Furthermore, don't forget to remove drop cloths or plastic sheets used during priming. Carefully fold or roll them up while being cautious not to spread any dust or debris that might have settled on them. It's crucial to remember that these particles can stick to freshly painted surfaces and create rough patches, significantly impacting the final look.

Post-Painting Clean-Up

Handling Drop Cloths

Start from the Corners: When it comes to handling drop cloths after completing the task of removing wallpaper, it is essential to begin by lifting the corners of the fabric. Gently fold these corners in towards the center of the drop cloth. This technique serves a crucial purpose - containing any dust or debris that may have accumulated during your project within the confines of the fabric itself. Doing so can minimize potential messes and ensure a cleaner work area.

Roll or Fold: Once you have secured the corners, roll or fold up the drop cloth. Do this meticulously, ensuring that any trapped particles remain safely enclosed within its folds. This step is crucial to avoid letting loose dirt or debris escape and land on your newly painted surfaces. Exercising caution during this process can maintain an immaculate finish for your walls.

Dispose or Store: Depending on whether your drop cloth is disposable or reusable will determine how you proceed next. Place it directly into a trash bag for convenient disposal if it is disposable. However, if you are using a reusable drop cloth, additional steps are involved before storing it away for future use.

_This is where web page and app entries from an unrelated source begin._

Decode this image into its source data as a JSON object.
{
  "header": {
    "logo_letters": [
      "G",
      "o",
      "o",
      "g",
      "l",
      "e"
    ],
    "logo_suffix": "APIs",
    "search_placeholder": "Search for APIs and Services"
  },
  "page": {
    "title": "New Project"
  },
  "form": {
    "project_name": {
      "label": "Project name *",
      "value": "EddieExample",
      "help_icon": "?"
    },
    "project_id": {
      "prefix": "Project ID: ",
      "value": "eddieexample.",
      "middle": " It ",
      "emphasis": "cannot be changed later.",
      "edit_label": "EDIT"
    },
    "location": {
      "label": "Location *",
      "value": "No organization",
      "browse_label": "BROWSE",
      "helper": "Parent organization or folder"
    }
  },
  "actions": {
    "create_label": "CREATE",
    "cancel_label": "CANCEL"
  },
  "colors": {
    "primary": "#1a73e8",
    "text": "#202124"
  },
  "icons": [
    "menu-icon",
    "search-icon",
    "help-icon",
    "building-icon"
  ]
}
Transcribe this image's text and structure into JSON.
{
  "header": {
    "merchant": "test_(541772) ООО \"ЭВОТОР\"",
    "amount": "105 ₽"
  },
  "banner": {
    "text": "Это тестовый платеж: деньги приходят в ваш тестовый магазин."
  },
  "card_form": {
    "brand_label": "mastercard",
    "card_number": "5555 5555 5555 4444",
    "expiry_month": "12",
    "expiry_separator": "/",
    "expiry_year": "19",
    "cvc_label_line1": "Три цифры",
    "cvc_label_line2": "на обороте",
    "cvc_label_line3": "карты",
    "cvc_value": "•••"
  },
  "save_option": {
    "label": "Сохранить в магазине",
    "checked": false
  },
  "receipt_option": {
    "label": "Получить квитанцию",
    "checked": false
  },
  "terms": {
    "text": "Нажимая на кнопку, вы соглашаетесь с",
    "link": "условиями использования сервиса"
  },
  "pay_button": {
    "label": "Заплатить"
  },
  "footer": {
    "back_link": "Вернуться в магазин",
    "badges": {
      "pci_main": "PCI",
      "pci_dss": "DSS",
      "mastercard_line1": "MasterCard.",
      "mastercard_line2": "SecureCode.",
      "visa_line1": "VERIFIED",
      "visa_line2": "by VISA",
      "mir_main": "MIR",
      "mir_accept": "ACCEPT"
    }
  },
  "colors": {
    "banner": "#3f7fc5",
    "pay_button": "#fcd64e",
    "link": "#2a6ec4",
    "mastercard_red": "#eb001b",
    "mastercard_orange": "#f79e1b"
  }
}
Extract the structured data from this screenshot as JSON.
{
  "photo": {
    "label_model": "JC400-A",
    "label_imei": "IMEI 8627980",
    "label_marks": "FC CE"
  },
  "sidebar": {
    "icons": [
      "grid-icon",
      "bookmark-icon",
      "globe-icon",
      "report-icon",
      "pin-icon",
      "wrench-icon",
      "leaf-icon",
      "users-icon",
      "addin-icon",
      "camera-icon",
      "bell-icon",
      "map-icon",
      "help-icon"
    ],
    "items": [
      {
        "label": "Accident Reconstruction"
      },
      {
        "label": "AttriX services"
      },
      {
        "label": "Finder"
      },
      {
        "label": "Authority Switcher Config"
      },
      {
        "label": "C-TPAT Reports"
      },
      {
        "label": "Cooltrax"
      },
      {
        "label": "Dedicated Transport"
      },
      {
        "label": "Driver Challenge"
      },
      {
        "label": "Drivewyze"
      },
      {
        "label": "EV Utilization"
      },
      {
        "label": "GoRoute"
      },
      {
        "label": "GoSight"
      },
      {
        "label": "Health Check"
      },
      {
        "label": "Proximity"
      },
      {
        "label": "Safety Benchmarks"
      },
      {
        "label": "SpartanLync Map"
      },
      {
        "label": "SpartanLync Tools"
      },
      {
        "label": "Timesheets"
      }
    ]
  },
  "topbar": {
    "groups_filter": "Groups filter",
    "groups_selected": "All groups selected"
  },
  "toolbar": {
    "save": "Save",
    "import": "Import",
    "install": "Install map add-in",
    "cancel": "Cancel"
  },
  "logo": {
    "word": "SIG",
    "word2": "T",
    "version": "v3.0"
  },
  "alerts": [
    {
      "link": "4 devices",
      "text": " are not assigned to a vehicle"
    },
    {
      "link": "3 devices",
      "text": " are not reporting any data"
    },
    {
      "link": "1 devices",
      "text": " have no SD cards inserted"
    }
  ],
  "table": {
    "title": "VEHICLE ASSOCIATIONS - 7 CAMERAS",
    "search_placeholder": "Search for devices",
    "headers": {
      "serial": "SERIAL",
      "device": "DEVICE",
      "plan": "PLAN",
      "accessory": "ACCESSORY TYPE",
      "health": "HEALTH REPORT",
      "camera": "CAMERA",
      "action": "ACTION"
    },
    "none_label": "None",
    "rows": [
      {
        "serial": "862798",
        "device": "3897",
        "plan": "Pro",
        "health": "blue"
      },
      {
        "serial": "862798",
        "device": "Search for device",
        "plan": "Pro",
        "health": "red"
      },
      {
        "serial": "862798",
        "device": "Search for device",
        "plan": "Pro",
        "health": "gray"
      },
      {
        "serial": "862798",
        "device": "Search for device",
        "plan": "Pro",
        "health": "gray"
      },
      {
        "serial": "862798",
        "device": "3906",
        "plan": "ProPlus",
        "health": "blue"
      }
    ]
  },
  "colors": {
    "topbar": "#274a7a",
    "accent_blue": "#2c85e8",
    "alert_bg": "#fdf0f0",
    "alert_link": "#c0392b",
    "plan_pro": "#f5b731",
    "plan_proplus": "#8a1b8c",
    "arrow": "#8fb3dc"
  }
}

Reusable drop cloths should be shaken outdoors to remove any remaining dust or debris clinging to their surface. This ensures that when stored away, they are free from unwanted particles that could affect their performance in subsequent projects.

After shaking them out, it's recommended to wash these drop cloths if they've been heavily soiled. Use a mild detergent and warm water, then allow them to air dry completely before folding and storing. Avoid using a dryer, as this may cause the cloth to shrink or warp.

Cleaning the Room

In addition to the steps above, proper ventilation is crucial when priming a wall after removing wallpaper. To ensure the best results, it is recommended to open windows or doors to allow any remaining paint fumes to dissipate. This helps create a more pleasant working environment and ensures that the newly applied primer adheres properly and dries evenly.

Once the painting process is complete and the primer has dried completely, it's time to return any furniture or fixtures to their original positions. Carefully moving them back into place will help restore the room's functionality and aesthetics while allowing you to see how well your newly primed wall integrates with its surroundings.

To finalize your project, remove any painter's tape used during the preparation stage. Removing this tape should be done gently and at an angle so as not to damage or peel off any fresh paint on adjacent surfaces. Reattach outlet covers or switch plates that may have been temporarily removed for easier access during painting. These small details can make a significant difference in achieving a polished look for your freshly painted walls.

It is worth emphasizing that thorough clean-up is integral to achieving professional-looking results. The cleanliness of your workspace directly impacts the overall finish of your painting project. By meticulously cleaning up any debris, dust particles, or excess paint splatters from both floors and surfaces before completing your task, you guarantee your walls' clean and crisp appearance once fully primed.

Blank Canvas

In conclusion, maintaining good practices in painting and post-painting cleanup is crucial for achieving professional-quality results. Whether it's choosing the right tools, applying paint effectively, or preserving your reusable drop cloths, each step plays a significant role in the overall finish of your project.

Moreover, it contributes to the longevity of your tools and a clean work environment. Remember, painting is not just about technique but also meticulous preparation and cleanup. By following these guidelines, you can ensure a smooth painting process and a beautifully finished project.